Myomo Inc. CEO Steve Kelly on his company's portable, robotic device for stroke rehabilitation and the coming wave that will revolutionize the medical device industry as we know it.
Steve Kelly's spent three decades watching new technology that originated in consumer electronics wreak havoc on well-established industries. The CEO of Myomo Inc. bore witness as new technologies redefined the home computing market in the 1980s, the telecom space in the 1990s and the changes voice-over-IP technology brought to telephony in the last decade.
Kelly sees a similar wave heading for the shores of the medical device industry. MassDevice spoke with him to hear his take on where the sector is headed and why.
MassDevice: Can you give us a quick primer on the origins and history of Myomo?
Steve Kelly: This technology comes out of the lab of Prof. Woodie Flowers. Woodie was one of the leading professors in mechanical engineering and robotics at MIT. He developed the Boston Arm, he was the first host of the American Scientific show that Alan Alda does, co-founded FIRST Robotics with Dean Kamen.
A couple of his students came up with the idea. There are prosthetics for amputatees, but for people who have some sort of muscular impairment, why isn't there something to help them? So it began as a research project. They won the MIT 50k [business plan contest] back a few years ago it got spun out as a company and today the company has an arm product on the market, the e100, that is cleared for treating people who have a stroke.

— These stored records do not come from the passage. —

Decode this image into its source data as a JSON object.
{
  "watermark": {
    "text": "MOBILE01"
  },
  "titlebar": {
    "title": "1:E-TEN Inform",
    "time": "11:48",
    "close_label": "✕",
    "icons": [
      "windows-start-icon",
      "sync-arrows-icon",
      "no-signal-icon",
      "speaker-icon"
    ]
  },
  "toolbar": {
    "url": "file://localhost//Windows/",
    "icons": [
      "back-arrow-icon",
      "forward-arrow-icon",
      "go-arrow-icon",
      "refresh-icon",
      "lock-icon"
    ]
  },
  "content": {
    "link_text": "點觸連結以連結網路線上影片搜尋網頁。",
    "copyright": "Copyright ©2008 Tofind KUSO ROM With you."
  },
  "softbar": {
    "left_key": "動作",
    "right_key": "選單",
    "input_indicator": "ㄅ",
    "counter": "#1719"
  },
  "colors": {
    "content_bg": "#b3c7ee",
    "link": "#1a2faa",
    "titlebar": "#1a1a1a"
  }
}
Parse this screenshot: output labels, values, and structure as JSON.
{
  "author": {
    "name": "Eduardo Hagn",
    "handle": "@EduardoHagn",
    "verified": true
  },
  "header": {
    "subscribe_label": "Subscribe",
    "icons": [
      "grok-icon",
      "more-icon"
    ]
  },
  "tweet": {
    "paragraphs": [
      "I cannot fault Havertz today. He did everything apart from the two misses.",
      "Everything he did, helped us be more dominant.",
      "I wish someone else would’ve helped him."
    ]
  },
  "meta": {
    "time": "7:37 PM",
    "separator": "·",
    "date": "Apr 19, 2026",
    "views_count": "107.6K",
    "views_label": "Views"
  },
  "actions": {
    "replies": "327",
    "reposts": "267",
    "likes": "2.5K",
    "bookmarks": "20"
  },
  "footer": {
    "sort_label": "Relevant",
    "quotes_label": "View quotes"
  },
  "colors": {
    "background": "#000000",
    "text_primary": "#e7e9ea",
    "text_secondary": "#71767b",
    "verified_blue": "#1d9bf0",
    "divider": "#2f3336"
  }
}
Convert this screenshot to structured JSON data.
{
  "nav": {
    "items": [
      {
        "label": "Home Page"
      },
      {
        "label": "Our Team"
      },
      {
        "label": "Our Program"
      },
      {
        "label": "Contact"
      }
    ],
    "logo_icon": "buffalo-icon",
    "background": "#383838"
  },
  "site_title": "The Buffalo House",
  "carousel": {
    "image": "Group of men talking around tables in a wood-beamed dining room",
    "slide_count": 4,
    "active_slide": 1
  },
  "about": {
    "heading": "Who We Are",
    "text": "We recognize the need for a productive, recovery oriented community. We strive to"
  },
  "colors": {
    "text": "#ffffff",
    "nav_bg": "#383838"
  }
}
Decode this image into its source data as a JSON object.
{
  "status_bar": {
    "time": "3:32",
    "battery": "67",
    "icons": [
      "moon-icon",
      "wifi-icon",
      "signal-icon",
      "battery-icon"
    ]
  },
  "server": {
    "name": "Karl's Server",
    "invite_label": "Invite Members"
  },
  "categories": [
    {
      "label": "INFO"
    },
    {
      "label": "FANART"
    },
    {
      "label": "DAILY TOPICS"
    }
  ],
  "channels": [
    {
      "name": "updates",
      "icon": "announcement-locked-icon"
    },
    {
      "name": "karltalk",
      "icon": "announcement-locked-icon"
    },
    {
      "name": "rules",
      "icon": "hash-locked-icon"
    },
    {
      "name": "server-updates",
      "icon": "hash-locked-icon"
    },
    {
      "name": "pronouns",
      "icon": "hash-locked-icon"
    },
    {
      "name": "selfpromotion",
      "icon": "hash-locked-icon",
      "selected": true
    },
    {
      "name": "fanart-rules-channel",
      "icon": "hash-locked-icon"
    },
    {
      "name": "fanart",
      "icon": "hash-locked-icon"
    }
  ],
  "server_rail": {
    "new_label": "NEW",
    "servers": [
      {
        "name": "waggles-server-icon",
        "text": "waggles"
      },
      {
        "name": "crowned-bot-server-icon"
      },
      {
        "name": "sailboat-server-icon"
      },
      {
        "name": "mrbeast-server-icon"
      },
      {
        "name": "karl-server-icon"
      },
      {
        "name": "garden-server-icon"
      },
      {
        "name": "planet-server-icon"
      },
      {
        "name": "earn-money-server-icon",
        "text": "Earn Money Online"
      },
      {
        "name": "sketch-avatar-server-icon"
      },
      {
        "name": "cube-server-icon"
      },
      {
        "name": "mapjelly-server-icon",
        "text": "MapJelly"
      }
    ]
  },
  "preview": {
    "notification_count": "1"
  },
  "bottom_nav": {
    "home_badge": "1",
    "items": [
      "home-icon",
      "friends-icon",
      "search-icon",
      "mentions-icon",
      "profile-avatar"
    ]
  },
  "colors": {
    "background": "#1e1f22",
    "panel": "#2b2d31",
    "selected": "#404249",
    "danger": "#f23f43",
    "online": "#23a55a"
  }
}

MassDevice: What's your background? How did you come to a career in medical devices, and what's the appeal of this industry for you personally?